“Your daughter, yes?”
He had been distracted by the dance, more so than he would usually allow, and he had not noticed the gray-haired man standing at his side until he spoke.
“Yes,” he said.
“She dances with skill,” the gray-haired man said.
“Thank you, sir.”
“Perhaps we should speak outside?”
They stepped out into the granite chill of a Moscow autumn. Cars passed them by, their drivers invisible behind yellow headlights. An early rain caused their tires to hiss. Old leaves tumbled along empty sidewalks. The colonel followed the gray-haired man to the alley that ran behind the theater and lit his cigarette before lighting one of his own.
“The work is done?” the gray-haired man asked.
“We finished with the list earlier tonight,” he answered. “I expect you will find the results satisfactory.”
“We always have.” The gray-haired man coughed. “The Chairman himself would like to extend to you his thanks.”
He bowed, just slightly. “I am honored to serve the Party.”
“That is good to hear,” the gray-haired man said. Those were his words, but the colonel knew that more than this was being said: in the way he held his dirty-white cigarette, the way his small eyes glanced off into the night, the way his arthritic hands trembled.
“I remain at the behest of the Party,” he said. “And of the Chairman.”
“Yes,” the gray-haired man said, sucking on the cigarette like a man drowning. From his heavy woolen overcoat he produced an envelope and handed it across the stale alleyway air.
The colonel opened it and quickly read the terse documents it contained. “Berlin?”
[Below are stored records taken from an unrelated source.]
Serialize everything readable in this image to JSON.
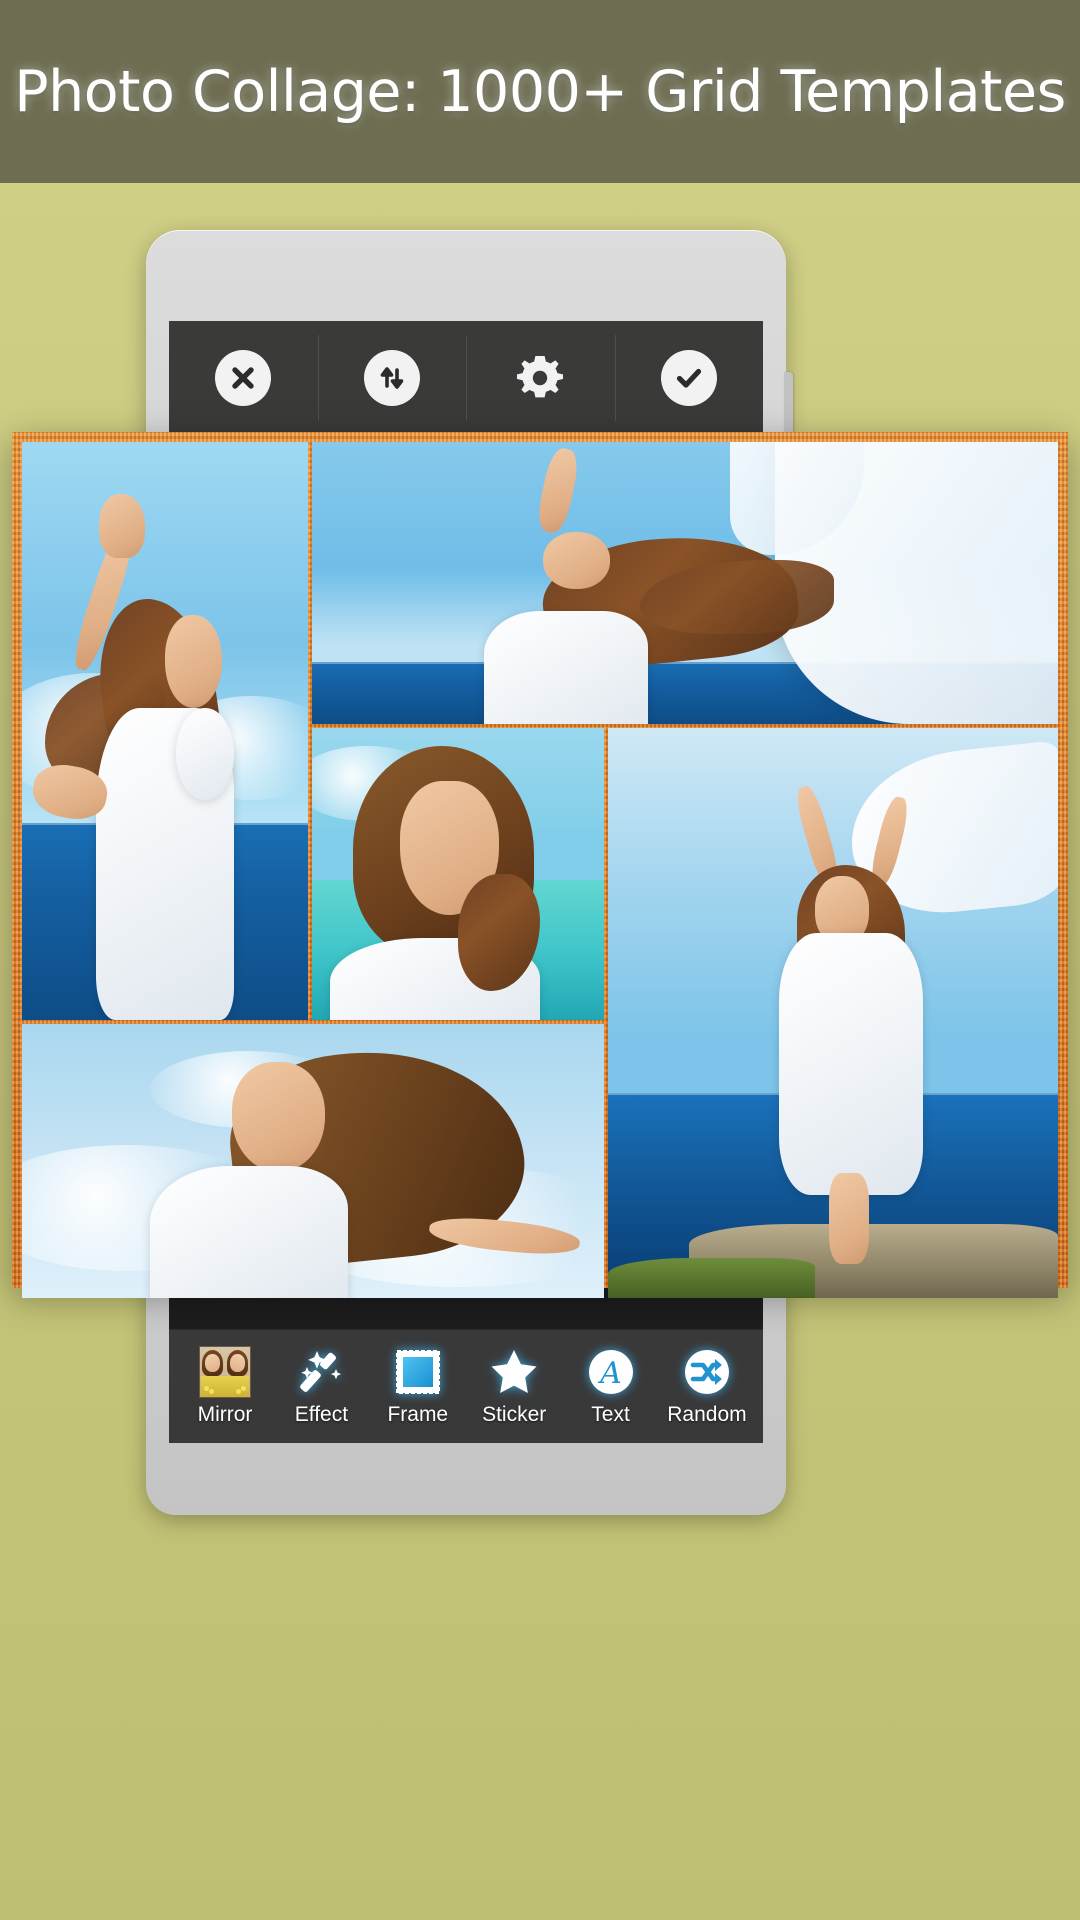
{
  "header": {
    "title": "Photo Collage: 1000+ Grid Templates",
    "background_color": "#6e6d52",
    "text_color": "#ffffff"
  },
  "page": {
    "background_color": "#c8c87a"
  },
  "device": {
    "name": "android-phone-mockup",
    "body_color": "#d2d2d2",
    "screen_background": "#1d1d1d"
  },
  "top_toolbar": {
    "background_color": "#3a3a38",
    "items": [
      {
        "name": "close",
        "icon": "close-icon",
        "label": "Close"
      },
      {
        "name": "swap",
        "icon": "swap-vertical-icon",
        "label": "Swap"
      },
      {
        "name": "settings",
        "icon": "gear-icon",
        "label": "Settings"
      },
      {
        "name": "confirm",
        "icon": "check-icon",
        "label": "Done"
      }
    ]
  },
  "collage": {
    "border_color": "#e87b1e",
    "border_style": "textured-orange",
    "cells": [
      {
        "id": 1,
        "alt": "Woman in white dress with arm raised by the sea",
        "position": "top-left-tall"
      },
      {
        "id": 2,
        "alt": "Woman holding white cloth banner against blue sky and sea",
        "position": "top-right-wide"
      },
      {
        "id": 3,
        "alt": "Smiling woman portrait with turquoise water background",
        "position": "center"
      },
      {
        "id": 4,
        "alt": "Woman in white dress on cliff holding white scarf",
        "position": "right-tall"
      },
      {
        "id": 5,
        "alt": "Smiling woman with windblown hair against clouds",
        "position": "bottom-wide"
      }
    ]
  },
  "bottom_toolbar": {
    "background_color": "#39393a",
    "accent_color": "#2eaae0",
    "items": [
      {
        "label": "Mirror",
        "icon": "mirror-thumbnail-icon"
      },
      {
        "label": "Effect",
        "icon": "magic-wand-icon"
      },
      {
        "label": "Frame",
        "icon": "frame-stamp-icon"
      },
      {
        "label": "Sticker",
        "icon": "star-icon"
      },
      {
        "label": "Text",
        "icon": "text-a-icon"
      },
      {
        "label": "Random",
        "icon": "shuffle-icon"
      }
    ]
  }
}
The gray-haired man nodded, then crushed the half-spent cigarette under his shoe. “A filthy city full of ungrateful people,” he said with a shudder. “But an important city as well. We recently received word from a well-placed friend that our adversaries in the city have made a . . . significant discovery. It is imperative that they do not hinder our existing plans. Too much work has already been done. This must be contained.”
He tucked the envelope into his coat. Ahead, people had already begun to stream from the theater out into the streets. He took out his watch and checked the time. “You have my word,” he said. “I will see this done.”
“Yes,” the gray-haired man said. “We know that you will. That is why we are sending the Nightingale.”